## INSTRUCTIONS FOR THE TASK
Lines with the word "Exchange": copy all of them from the entries below.

Dataset rows describing interfaces:
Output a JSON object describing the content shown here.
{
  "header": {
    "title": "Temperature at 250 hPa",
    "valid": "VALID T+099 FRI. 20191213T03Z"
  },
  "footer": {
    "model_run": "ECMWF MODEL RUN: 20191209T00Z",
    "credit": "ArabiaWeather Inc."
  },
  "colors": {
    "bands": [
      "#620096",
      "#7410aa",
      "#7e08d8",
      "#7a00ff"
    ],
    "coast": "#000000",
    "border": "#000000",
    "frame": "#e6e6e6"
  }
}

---

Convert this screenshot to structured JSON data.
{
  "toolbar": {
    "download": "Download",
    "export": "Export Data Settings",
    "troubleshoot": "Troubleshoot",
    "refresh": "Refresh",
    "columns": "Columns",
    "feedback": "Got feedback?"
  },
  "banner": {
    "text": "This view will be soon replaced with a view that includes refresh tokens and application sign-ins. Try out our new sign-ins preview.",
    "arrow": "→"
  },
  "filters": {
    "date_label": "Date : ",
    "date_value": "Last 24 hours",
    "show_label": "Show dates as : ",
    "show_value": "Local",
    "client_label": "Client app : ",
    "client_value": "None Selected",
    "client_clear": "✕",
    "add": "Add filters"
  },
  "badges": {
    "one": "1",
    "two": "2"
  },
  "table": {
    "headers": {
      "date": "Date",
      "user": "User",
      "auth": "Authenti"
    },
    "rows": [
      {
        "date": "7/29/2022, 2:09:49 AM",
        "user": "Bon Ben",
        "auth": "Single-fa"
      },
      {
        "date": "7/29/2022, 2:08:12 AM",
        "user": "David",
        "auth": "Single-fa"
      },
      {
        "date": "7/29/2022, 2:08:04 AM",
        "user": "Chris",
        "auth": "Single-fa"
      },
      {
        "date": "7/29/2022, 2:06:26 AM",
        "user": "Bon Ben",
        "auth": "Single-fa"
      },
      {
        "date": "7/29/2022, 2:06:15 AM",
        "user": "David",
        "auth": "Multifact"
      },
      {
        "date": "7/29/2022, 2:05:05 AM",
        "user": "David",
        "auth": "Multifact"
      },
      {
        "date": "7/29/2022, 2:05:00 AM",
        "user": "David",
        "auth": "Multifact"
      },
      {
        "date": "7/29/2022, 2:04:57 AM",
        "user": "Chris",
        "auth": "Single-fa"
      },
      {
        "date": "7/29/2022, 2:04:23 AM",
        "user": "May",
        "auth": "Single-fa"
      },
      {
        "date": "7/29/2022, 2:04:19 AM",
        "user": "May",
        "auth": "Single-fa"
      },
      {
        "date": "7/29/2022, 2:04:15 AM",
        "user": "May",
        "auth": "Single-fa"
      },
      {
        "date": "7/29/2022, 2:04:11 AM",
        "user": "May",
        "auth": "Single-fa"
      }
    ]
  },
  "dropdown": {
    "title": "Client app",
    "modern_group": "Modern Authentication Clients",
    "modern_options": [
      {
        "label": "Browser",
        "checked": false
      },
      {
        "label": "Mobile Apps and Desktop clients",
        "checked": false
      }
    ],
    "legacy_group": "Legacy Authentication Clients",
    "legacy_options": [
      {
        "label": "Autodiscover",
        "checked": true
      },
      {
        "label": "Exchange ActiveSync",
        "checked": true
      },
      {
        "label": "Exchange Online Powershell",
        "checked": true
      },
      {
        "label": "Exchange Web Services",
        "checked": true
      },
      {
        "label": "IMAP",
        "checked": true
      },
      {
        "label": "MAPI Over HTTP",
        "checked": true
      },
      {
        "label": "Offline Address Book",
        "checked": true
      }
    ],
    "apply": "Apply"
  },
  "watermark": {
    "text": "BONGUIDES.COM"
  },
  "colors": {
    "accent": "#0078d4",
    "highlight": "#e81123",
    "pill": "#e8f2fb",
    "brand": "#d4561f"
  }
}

## RESPONSE
        "label": "Exchange ActiveSync",
        "label": "Exchange Online Powershell",
        "label": "Exchange Web Services",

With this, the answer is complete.